# Action item
If a line in the records contains the string "Hari", show that line.

# Supplied records
--- START ---

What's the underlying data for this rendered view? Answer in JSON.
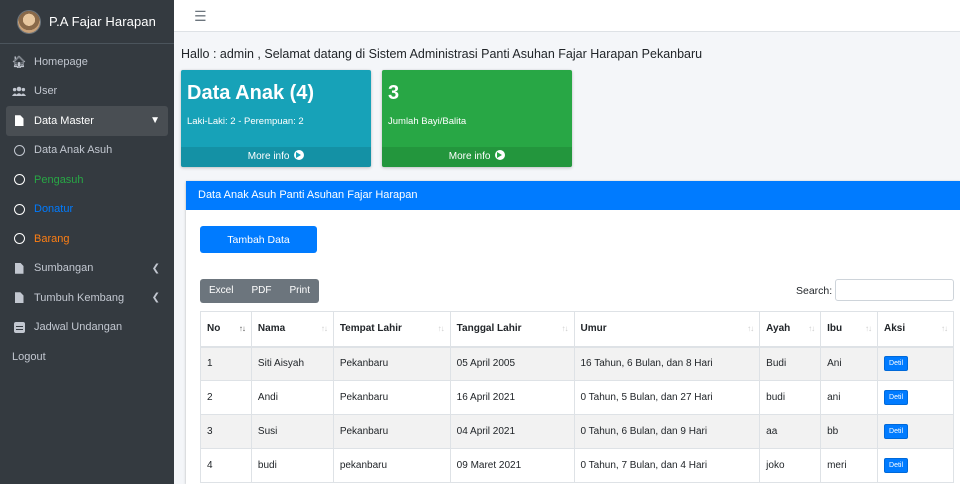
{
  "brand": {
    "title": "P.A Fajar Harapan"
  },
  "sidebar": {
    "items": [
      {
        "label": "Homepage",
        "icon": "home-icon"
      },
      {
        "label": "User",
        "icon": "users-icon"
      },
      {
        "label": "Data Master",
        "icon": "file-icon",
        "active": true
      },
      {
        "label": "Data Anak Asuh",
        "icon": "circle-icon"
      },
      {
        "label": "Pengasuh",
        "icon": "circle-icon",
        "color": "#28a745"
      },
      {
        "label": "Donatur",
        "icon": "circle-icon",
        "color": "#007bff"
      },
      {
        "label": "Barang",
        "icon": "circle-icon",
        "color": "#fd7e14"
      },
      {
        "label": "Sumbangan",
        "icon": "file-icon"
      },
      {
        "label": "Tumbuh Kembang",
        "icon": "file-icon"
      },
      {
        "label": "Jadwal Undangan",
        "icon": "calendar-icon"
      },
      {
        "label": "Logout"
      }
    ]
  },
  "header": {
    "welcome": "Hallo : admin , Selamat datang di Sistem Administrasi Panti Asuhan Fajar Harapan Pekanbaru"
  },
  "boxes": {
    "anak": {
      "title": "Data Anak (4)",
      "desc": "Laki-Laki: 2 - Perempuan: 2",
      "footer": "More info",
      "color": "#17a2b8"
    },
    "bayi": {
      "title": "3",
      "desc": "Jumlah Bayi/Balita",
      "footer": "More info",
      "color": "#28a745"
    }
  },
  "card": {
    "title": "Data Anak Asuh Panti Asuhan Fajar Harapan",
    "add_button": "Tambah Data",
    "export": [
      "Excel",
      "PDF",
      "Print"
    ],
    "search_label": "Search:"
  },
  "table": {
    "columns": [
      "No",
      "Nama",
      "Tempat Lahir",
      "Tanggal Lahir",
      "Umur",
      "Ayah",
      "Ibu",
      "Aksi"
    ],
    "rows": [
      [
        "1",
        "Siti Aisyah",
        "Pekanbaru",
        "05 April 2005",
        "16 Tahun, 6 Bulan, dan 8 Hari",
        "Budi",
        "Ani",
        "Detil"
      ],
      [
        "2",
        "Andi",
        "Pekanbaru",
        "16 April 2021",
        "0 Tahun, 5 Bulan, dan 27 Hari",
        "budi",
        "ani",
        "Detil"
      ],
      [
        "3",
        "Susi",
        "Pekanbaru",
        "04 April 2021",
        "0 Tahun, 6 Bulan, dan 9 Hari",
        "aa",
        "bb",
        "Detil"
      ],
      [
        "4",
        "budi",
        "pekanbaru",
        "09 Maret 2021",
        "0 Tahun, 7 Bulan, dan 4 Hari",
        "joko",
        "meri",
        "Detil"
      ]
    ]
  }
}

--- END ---

# Task output
        "16 Tahun, 6 Bulan, dan 8 Hari",
        "0 Tahun, 5 Bulan, dan 27 Hari",
        "0 Tahun, 6 Bulan, dan 9 Hari",
        "0 Tahun, 7 Bulan, dan 4 Hari",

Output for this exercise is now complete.